Shortly after, I ran into a woman who frequently purchases books from the same independent bookstore where I shop. I had once asked her how many books she thought she owned and she gave a shrug when she said, “I don’t know. Four or five thousand, maybe.” She only purchases hardcover first editions. It’s her beloved quirk because, unlike most book collectors, she doesn’t keep them in pristine condition. She lives in an apartment, too, and told me she stacks her books in waist-high piles that she pushes together and covers with un-hemmed fabric to make tables.

I asked her why she doesn’t sell them or give them away. I imagine her apartment as a landscape of colorful spines, books pressed against walls and tumbling into the hallway. “They’re mine,” she said simply. “They’re who I am.”

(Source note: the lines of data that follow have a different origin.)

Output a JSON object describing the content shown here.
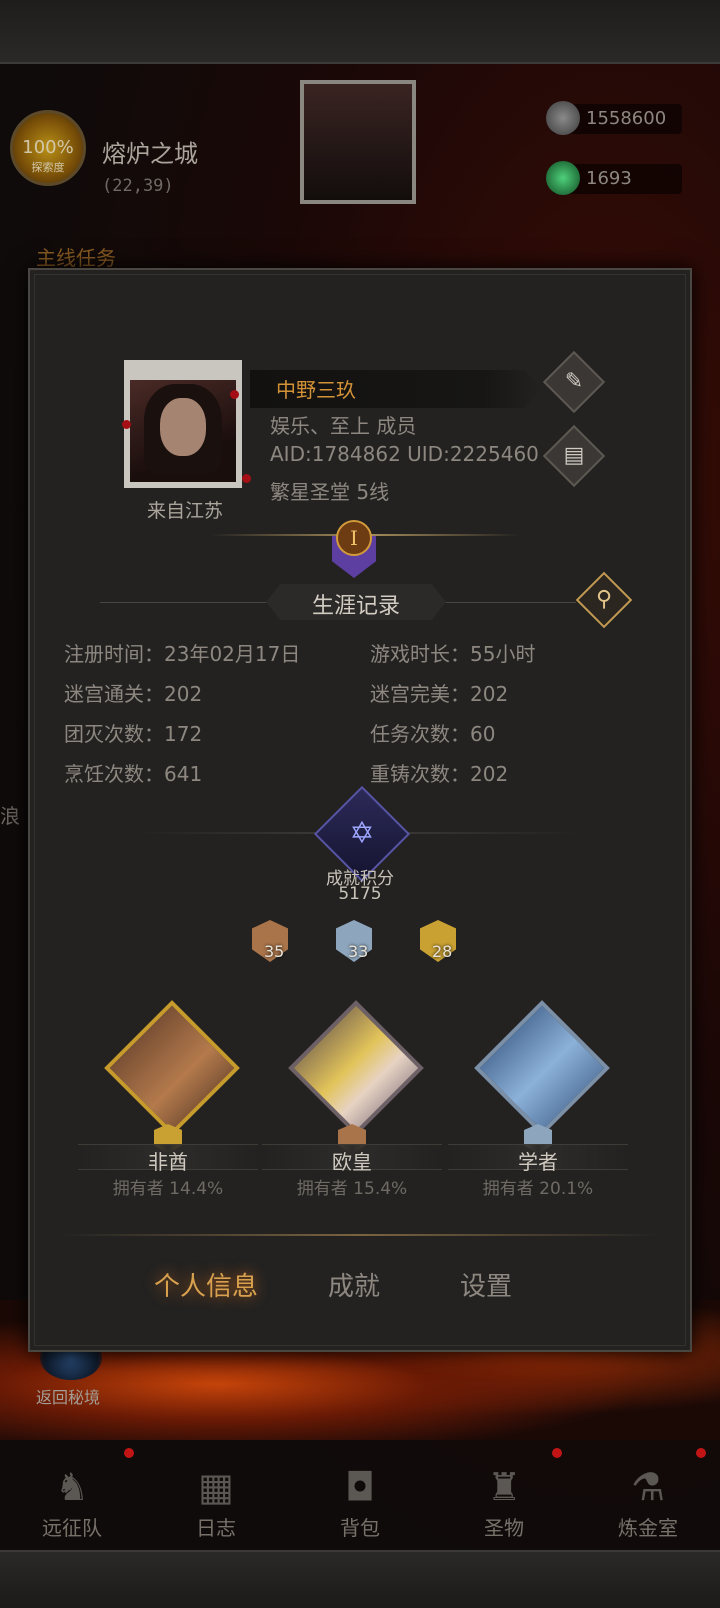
{
  "hud": {
    "explore_pct": "100%",
    "explore_label": "探索度",
    "city_name": "熔炉之城",
    "city_coords": "(22,39)",
    "resource_1": "1558600",
    "resource_2": "1693",
    "quest_title": "主线任务",
    "side_text": "浪",
    "return_label": "返回秘境"
  },
  "profile": {
    "name": "中野三玖",
    "guild_line": "娱乐、至上 成员",
    "ids_line": "AID:1784862  UID:2225460",
    "server_line": "繁星圣堂 5线",
    "from": "来自江苏",
    "rank_numeral": "I"
  },
  "career": {
    "title": "生涯记录",
    "stats": [
      {
        "label": "注册时间：",
        "value": "23年02月17日"
      },
      {
        "label": "游戏时长：",
        "value": "55小时"
      },
      {
        "label": "迷宫通关：",
        "value": "202"
      },
      {
        "label": "迷宫完美：",
        "value": "202"
      },
      {
        "label": "团灭次数：",
        "value": "172"
      },
      {
        "label": "任务次数：",
        "value": "60"
      },
      {
        "label": "烹饪次数：",
        "value": "641"
      },
      {
        "label": "重铸次数：",
        "value": "202"
      }
    ]
  },
  "achievement": {
    "label": "成就积分",
    "score": "5175",
    "medals": [
      {
        "count": "35",
        "color": "#a9744a"
      },
      {
        "count": "33",
        "color": "#8ea6bd"
      },
      {
        "count": "28",
        "color": "#c9a132"
      }
    ]
  },
  "titles": [
    {
      "name": "非酋",
      "owners": "拥有者 14.4%",
      "frame_color": "#c79a2c"
    },
    {
      "name": "欧皇",
      "owners": "拥有者 15.4%",
      "frame_color": "#6d6167"
    },
    {
      "name": "学者",
      "owners": "拥有者 20.1%",
      "frame_color": "#7b8fa7"
    }
  ],
  "tabs": [
    "个人信息",
    "成就",
    "设置"
  ],
  "nav": [
    "远征队",
    "日志",
    "背包",
    "圣物",
    "炼金室"
  ]
}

I returned home that night and looked at the piles of books scattered around my apartment, my project half-completed before my crisis of faith. I opened a grocery bag and dropped in ten books for a donation to a charity that collects books for deployed U.S. troops serving in Iraq and Afghanistan. Apparently, there’s a lot of down time for reading in the desert. The rest of my books I tucked lovingly away on my bookshelves. My books are part of me, part of my identity. Walk into my apartment, browse my bookshelves, and you’ll know who I am.